Ajak Unapologetic in Latest Rebuke of Kiir Government
Exiled South Sudanese activist Peter Biar Ajak remains unapologetic in his criticism of the government of President Salva Kiir, dismissing the government’s latest rebuttal of his comments as “nonsense.”
In a YouTube video posted on Sunday, Ajak doubled down on his commentary about an unpublished manuscript titled “A Bloody Nile” that contains scandalous claims about Kiir’s leadership. Ajak has been citing the manuscript in recent online videos and social media posts to attack Kiir’s character and record as president.
On Saturday, Kiir’s press secretary issued a statement accusing Ajak of using the unpublished book to “launch a barrage of insults” against the president. The statement disputed the book’s claims and argued it was propaganda by enemies of the state. It also referenced an apology letter Ajak wrote to Kiir in May admitting “error.”
In his video response, Ajak rejected the government’s assertions and said his previous apology was insincere and never accepted by Kiir anyway.
“You know what that apology was never accepted so you know now we are backing out to the trenches,” Ajak declared. “This time there is never going to be any apology.”
Ajak proceeded to repeat and expand upon the most scandalous claims in the mystery manuscript, including accusations that Kiir is an alcoholic, serial thief, sex maniac and witchcraft practitioner. He argued the country has been “orphaned” of leadership under Kiir.
“We have to be very serious, this is no longer a time when we are going to be talking to please some individuals or to please their egos. That time is gone,” Ajak said. “What we are here is to engage in the truth because the only thing that will set this country free is the truth.”
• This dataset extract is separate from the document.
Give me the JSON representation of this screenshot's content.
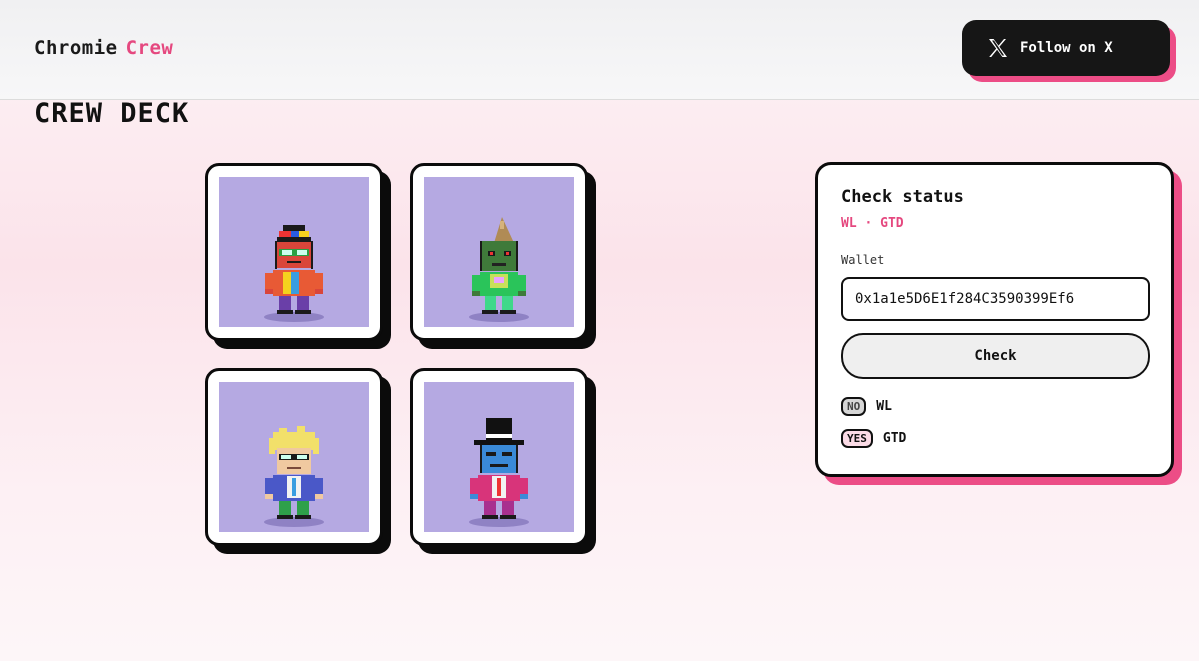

The back-and-forth stems from longtime tensions between Ajak, an outspoken government critic, and Kiir, who had Ajak jailed in 2018. Ajak is now based in the United States where he continues to speak out against South Sudan’s leadership via social media and YouTube.
With Kiir planning to run for re-election in 2024, Ajak appears even more emboldened to challenge the president’s legitimacy. The latest episode reveals the deep distrust between the two men and suggests conditions for reconciliation remain elusive.